Chris Mah
Research Collaborator, Smithsonian Institution

Chris specializes in the evolution, systematics, and taxonomy of echinoderms, specifically asteroids (starfish or sea stars). His research emphasizes cold-water species, including those living in the deep sea and at high-latitudes (Antarctica and the Arctic). He has identified starfish species for National Geographic, the National Marine Fisheries Service, and MBARI, as well as organizations in France, Australia, Palau, and New Zealand. He has been on many deep-sea cruises, including submersible work in the Bahamas and Hawaii as well as more conventional scientific cruises in Antarctica, Alaska, as well as off Monterey, California. He is also the author of the Echinoblog, an echinoderm-themed blog. This will be his first trip on the Western Flyer.

Soureya Becker
Graduate Student

Soureya recently received her bachelor's degree in general geology in Munich. She gained field experience related to volcanology during a campaign to Colima volcano in Mexico, where she looked at pyroclastic flow and block-and-ash flow deposits, did detailed stratigraphic logs, and performed density measurements in the field. She also participated in a field trip to Etna, Vulcano, Lipari, and Stromboli volcanoes where she was shown the different aspects of Italian volcanism. After these terrestrial experiences she is now looking forward to discovering more about submarine volcanism. She will benefit greatly from participating in this cruise, as it is highly complementary to her university education.

Levin Castillo
Student, University of Quebec, Chicoutimi

Levin Castillo-Guimond finished a BSc-Honour's degree in Earth Sciences at University of Quebec in Chicoutimi (UQAC-2009). His prime interest was on the physical volcanology of Archean mafic and felsic submarine successions, as they are often associated with volcanic massive sulfide deposits (VMS). In addition, to better understand large-scale caldera evolution and pyroclastic processes, Levin participated on a field trip in autumn 2007 on the island of Tenerife (Canary Islands). In summer 2009 he worked for an exploration focusing on gold and uranium deposits.

Gillian Clague

Gillian recently received her BSc-Honours degree in Marine Biology in Brisbane, Australia. She gained diving field experience while observing fish behavior on the Great Barrier Reef. On previous research cruises, she has assisted in the processing of collected organisms and in the collection and analysis of underwater video to identify the benthic life present on flows over an age series.
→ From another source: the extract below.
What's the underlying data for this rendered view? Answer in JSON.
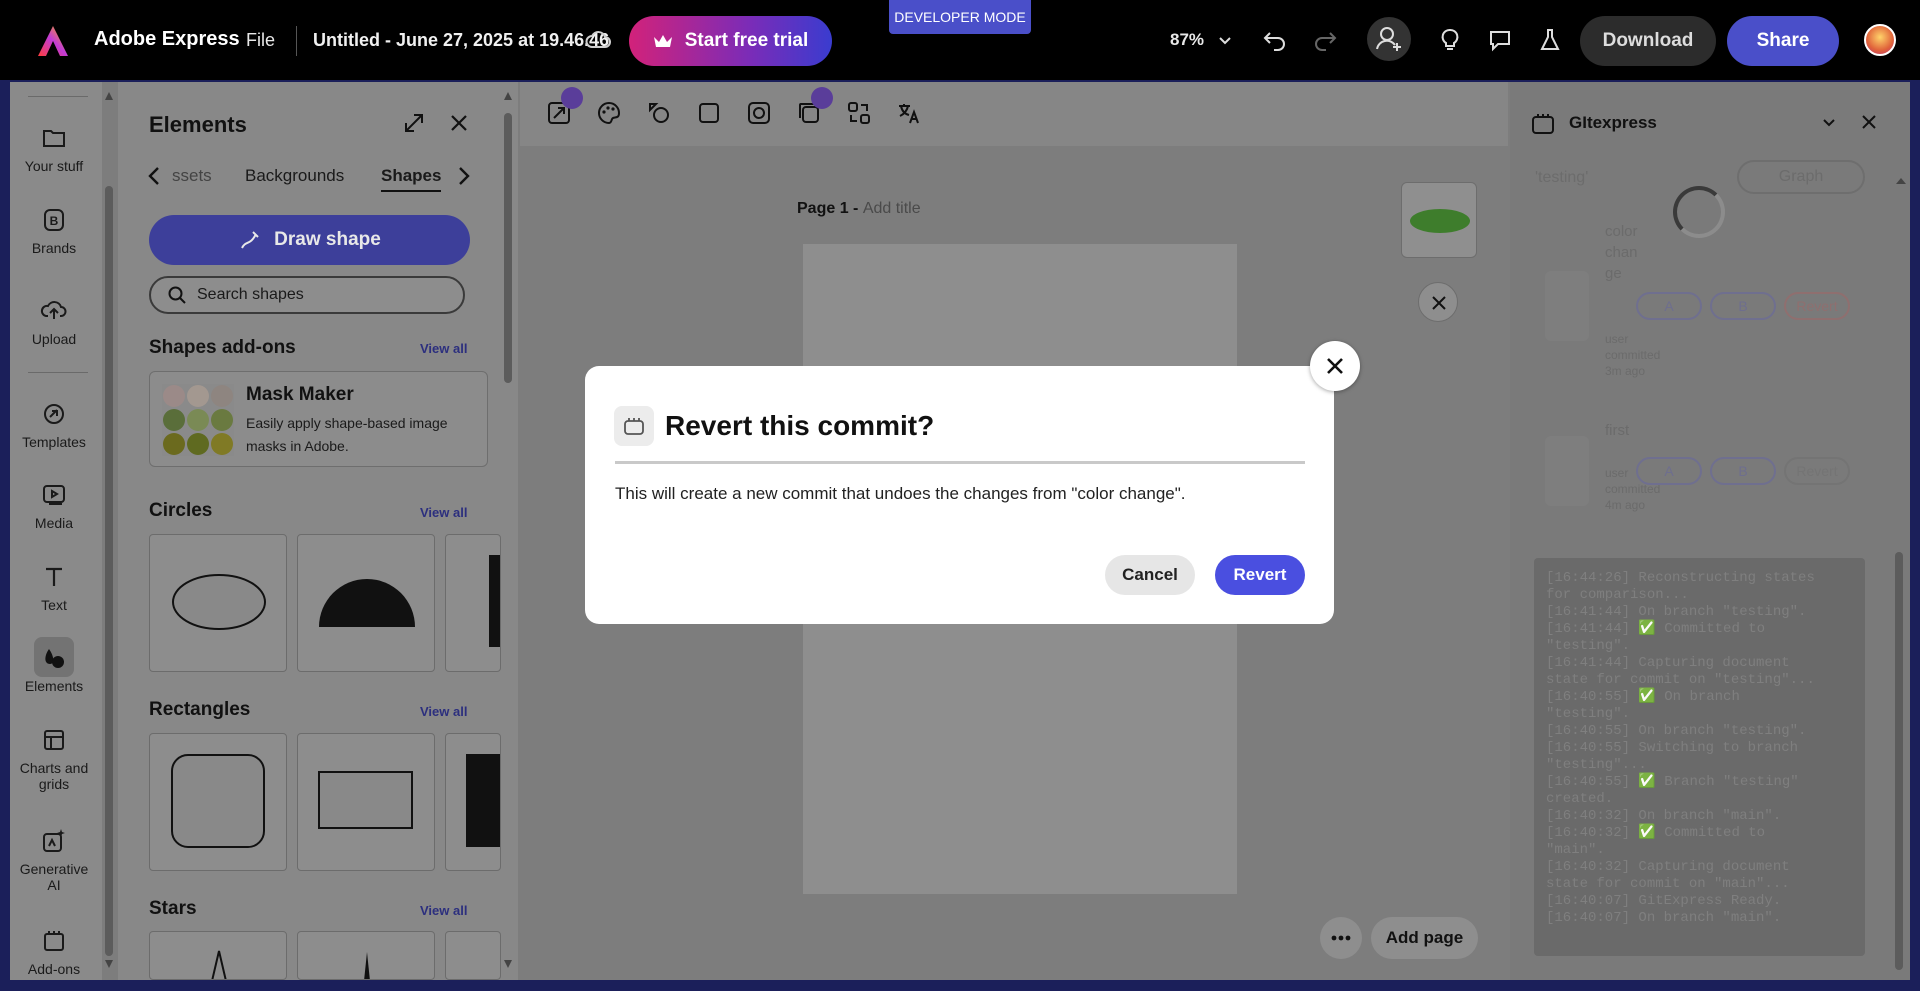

On this cruise, she will assist in the collection of underwater video and hydrothermal clams and tubeworms, and aims to gain a better understanding of the diversity of animals living at these sites.